Benjamin Disraeli’s famous words came back to me while I was reading the Swindon Advertiser’s latest unbalanced article about Swindon Town’s fascist manager – see ‘Di Canio receving positive response from fans, says Watkins‘.
But, if Swindon Town’s Chief Executive was correctly quoted, then the statistics he’s come up with are something of an own goal.
I thought it would be useful to correct the inaccuracies which have been presented as fact:
1. “Paolo Di Canio’s appointment as Swindon Town manager has heralded an increase in new season ticket holders for the coming season.”
As the same article goes on to explain, “Over 5,000 supporters signed up for season tickets last season” and “We are now at over 4,250 season tickets sold”. Whichever way you look at it, 4,250 is not an increase on “over 5,000”!
2. “The fan reaction has been 99.99 per cent happy”, he [Nick Watkins] added.
Watkins obviously has a problem with basic mathematics. If only 0.01 per cent of the 5000 season ticket holders are unhappy, then that equates to less than one person!
But he then contradicts himself by admitting that, “Some have expressed their unhappiness and sent their season tickets back”. As he is speaking in the plural, there obviously must have been more than one person (actually a lot more, but Watkins failed to tell us how many more).
3. “There were one or two negative comments all centred around his apparent past and link with fascism”.
Two very clear and deliberate mis-truths here:
a. There have certainly been more than “one or two” negative comments (I’m really beginning to worry about Watkins’ problem with numbers).
b. It’s dishonest to make reference to Di Canio’s “apparent past” and “link with fascism”.
Use of the word “apparent” suggests that there’s some kind of dispute over whether Di Canio’s is really a fascist. But this is an undeniable fact, evidenced by his own words – verbally, and in writing in his autobiography.
The calculated use of the word “past” also intimates that he’s since changed his views. But he has not. By his own admission, Di Canio’s has a lifetime dedication to the evil ideology.
4. “I have always said that people mature over time and Paolo has certainly matured.”
Watkins would have us believe that Di Canio’s sick views were/are the result of some kind of juvenile immaturity.
But, yet again, the reality is very different. Di Canio was in his late 30s when he was banned for repeatedly making fascist salutes. Even if he had matured since then (which he hasn’t), then he would have been a very late developer – and he will have conveniently “matured” between the ages of 37 and 43.

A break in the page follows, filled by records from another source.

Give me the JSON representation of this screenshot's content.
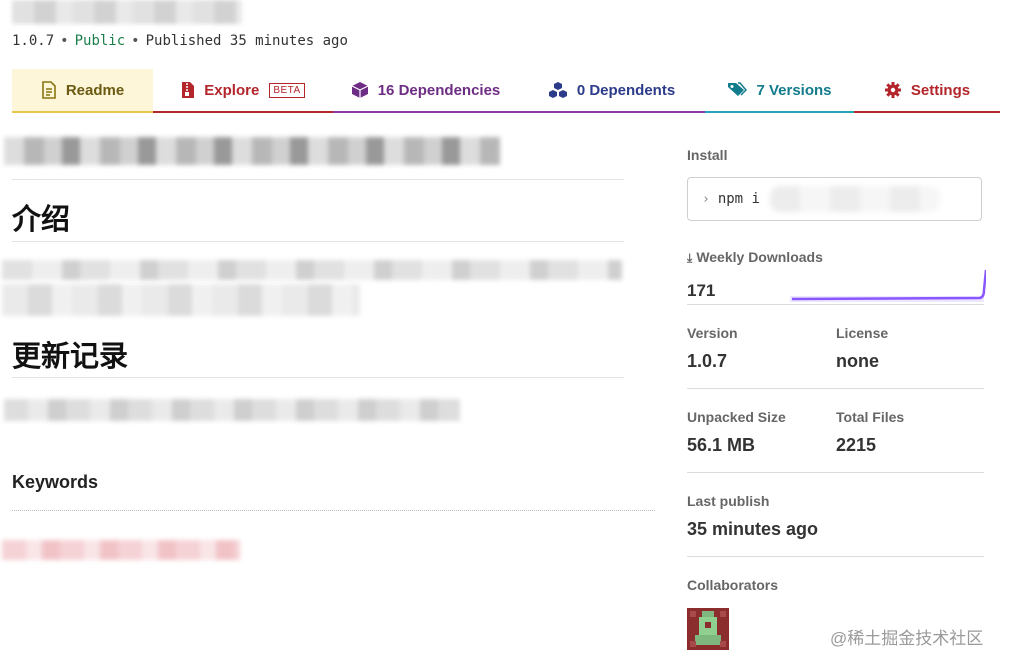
{
  "package": {
    "version": "1.0.7",
    "visibility": "Public",
    "published": "Published 35 minutes ago"
  },
  "tabs": [
    {
      "label": "Readme",
      "icon": "readme-icon"
    },
    {
      "label": "Explore",
      "badge": "BETA",
      "icon": "zip-file-icon"
    },
    {
      "label": "16 Dependencies",
      "icon": "box-icon"
    },
    {
      "label": "0 Dependents",
      "icon": "boxes-icon"
    },
    {
      "label": "7 Versions",
      "icon": "tags-icon"
    },
    {
      "label": "Settings",
      "icon": "gear-icon"
    }
  ],
  "readme": {
    "section1": "介绍",
    "section2": "更新记录",
    "keywords": "Keywords"
  },
  "sidebar": {
    "install_label": "Install",
    "install_command": "npm i",
    "weekly_label": "Weekly Downloads",
    "weekly_value": "171",
    "version_label": "Version",
    "version_value": "1.0.7",
    "license_label": "License",
    "license_value": "none",
    "unpacked_label": "Unpacked Size",
    "unpacked_value": "56.1 MB",
    "files_label": "Total Files",
    "files_value": "2215",
    "last_publish_label": "Last publish",
    "last_publish_value": "35 minutes ago",
    "collaborators_label": "Collaborators"
  },
  "watermark": "@稀土掘金技术社区",
  "colors": {
    "readme_accent": "#e8c64a",
    "explore_accent": "#b3262b",
    "deps_accent": "#8a3aa3",
    "versions_accent": "#27a3b8",
    "sparkline": "#8956ff"
  }
}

5. “We have to take note that things are often said or done in the heat of the moment and you cannot have a man of his passion and determination to win without the pride that comes with him.”
I presume here that Watkins is talking about one of Di Canio’s fascist salutes.
This really is going too far.
Firstly, Di Canio’s extreme views did not come out “in the heat of the moment”. And there wasn’t a single fascist salute which can be dismissed as a one-off event.
Secondly, Watkins is trying to convince us that “passion”, “determination” and “pride” are universally good characteristics even when – as in Di Canio’s case – they’re describing his committment to extreme right-wing ideals.
What Watkins is really saying here, is that good fascists make good football managers.
But what’s most distasteful is that he’s happy to excuse even those sick ideals as long as it gets Swindon Town out of the fourth division.
And I’m offended by Watkins’ assertion that, should that happen, we’ll all conclude that turning a blind eye to Di Canio’s obnoxious views was “in the best interests of Swindon Town Football Club”.
The Real Challenge
So here’s the real challenge, which I don’t expect Di Canio to meet, or Watkins to encourage:
If Di Canio’s sick views really were in the past, “in the heat of the moment”, the result of immaturity, and a consequence of an over-abundance of “passion”, will he now donounce them?